46 How often must I complete a Hazardous Materials Inventory Statement? Annually, when you renew your permit. Also, an amended HMIS shall be provided within 30 days of the storage of any hazardous materials which changes or adds a hazard class or which is sufficient in quantity to cause an increase in the quantity which exceeds 5% for any hazard class. Is it important that I submit copies of the Hazardous Materials Inventory Statement? Yes. This will assist you in preparing the forms the following year. Do I need to submit the Material Safety Data Sheet (MSDS) with this form? Yes, for all chemicals that do not have a CAS number. Preferably copied to CD.
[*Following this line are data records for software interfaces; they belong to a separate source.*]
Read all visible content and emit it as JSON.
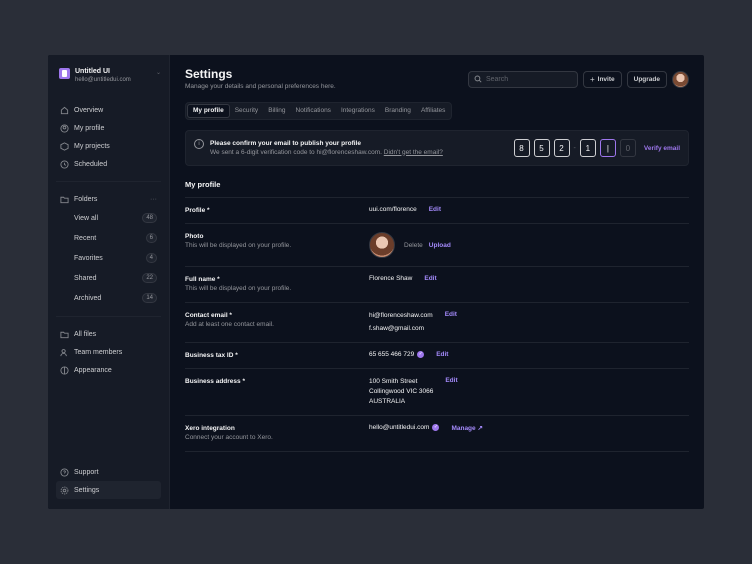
{
  "brand": {
    "name": "Untitled UI",
    "email": "hello@untitledui.com",
    "accent": "#9e77ed"
  },
  "nav": [
    {
      "label": "Overview",
      "icon": "home-icon"
    },
    {
      "label": "My profile",
      "icon": "user-icon"
    },
    {
      "label": "My projects",
      "icon": "cube-icon"
    },
    {
      "label": "Scheduled",
      "icon": "clock-icon"
    }
  ],
  "folders": {
    "label": "Folders",
    "items": [
      {
        "label": "View all",
        "count": "48"
      },
      {
        "label": "Recent",
        "count": "6"
      },
      {
        "label": "Favorites",
        "count": "4"
      },
      {
        "label": "Shared",
        "count": "22"
      },
      {
        "label": "Archived",
        "count": "14"
      }
    ]
  },
  "nav2": [
    {
      "label": "All files",
      "icon": "files-icon"
    },
    {
      "label": "Team members",
      "icon": "users-icon"
    },
    {
      "label": "Appearance",
      "icon": "contrast-icon"
    }
  ],
  "bottom": [
    {
      "label": "Support",
      "icon": "help-icon"
    },
    {
      "label": "Settings",
      "icon": "gear-icon"
    }
  ],
  "header": {
    "title": "Settings",
    "subtitle": "Manage your details and personal preferences here.",
    "search_placeholder": "Search",
    "invite": "Invite",
    "upgrade": "Upgrade"
  },
  "tabs": [
    "My profile",
    "Security",
    "Billing",
    "Notifications",
    "Integrations",
    "Branding",
    "Affiliates"
  ],
  "alert": {
    "title": "Please confirm your email to publish your profile",
    "desc": "We sent a 6-digit verification code to hi@florenceshaw.com.",
    "link": "Didn't get the email?",
    "digits": [
      "8",
      "5",
      "2",
      "1",
      "",
      "0"
    ],
    "verify": "Verify email"
  },
  "profile": {
    "section_title": "My profile",
    "profile_label": "Profile *",
    "profile_value": "uui.com/florence",
    "edit": "Edit",
    "photo_label": "Photo",
    "photo_hint": "This will be displayed on your profile.",
    "delete": "Delete",
    "upload": "Upload",
    "fullname_label": "Full name *",
    "fullname_hint": "This will be displayed on your profile.",
    "fullname_value": "Florence Shaw",
    "contact_label": "Contact email *",
    "contact_hint": "Add at least one contact email.",
    "contact_1": "hi@florenceshaw.com",
    "contact_2": "f.shaw@gmail.com",
    "tax_label": "Business tax ID *",
    "tax_value": "65 655 466 729",
    "address_label": "Business address *",
    "address_1": "100 Smith Street",
    "address_2": "Collingwood VIC 3066",
    "address_3": "AUSTRALIA",
    "xero_label": "Xero integration",
    "xero_hint": "Connect your account to Xero.",
    "xero_value": "hello@untitledui.com",
    "manage": "Manage ↗"
  }
}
47 INFORMATION SUBMITTAL FOR RENEWAL OF HAZARDOUS MATERIALS PERMIT ONLY Submit CD with completed General Information Form, Hazardous Material Inventory Statement (HMIS) and (if required) the Hazardous Material Management Plan (HMMP), along with a signed hardcopy of the General Information Form to: Glendale Fire Marshal Hazardous Materials Unit 6835 N. 57th Drive Glendale, AZ FOR NEW CONSTRUCTION, TENANT IMPROVEMENTS AND ANY RELOCATION Submit CD with completed General Information Form, Hazardous Material Inventory Statement (HMIS) and (if required) the Hazardous Material Management Plan (HMMP), along with a signed hardcopy of the General Information Form to: Glendale City Hall 2 nd Floor, Suite 263 Fire Department Plans Review 5850 W. Glendale Avenue Glendale, AZ 85301
48 WHAT HAPPENS WITH THIS INFORMATION? The information you submit will be examined to insure that the quantities listed do not exceed the maximum allowable quantities. Storage locations will be examined to insure that each hazardous material is safely separated from other incompatible materials. A copy will also be sent to the Glendale Fire Department Hazmat Unit in the event they are dispatched to your business.
49 We appreciate your efforts in completing this report. The information you provided is vital in helping us provide for the safety of the citizens of Glendale, the firefighters who serve this community, and your property. THANK YOU.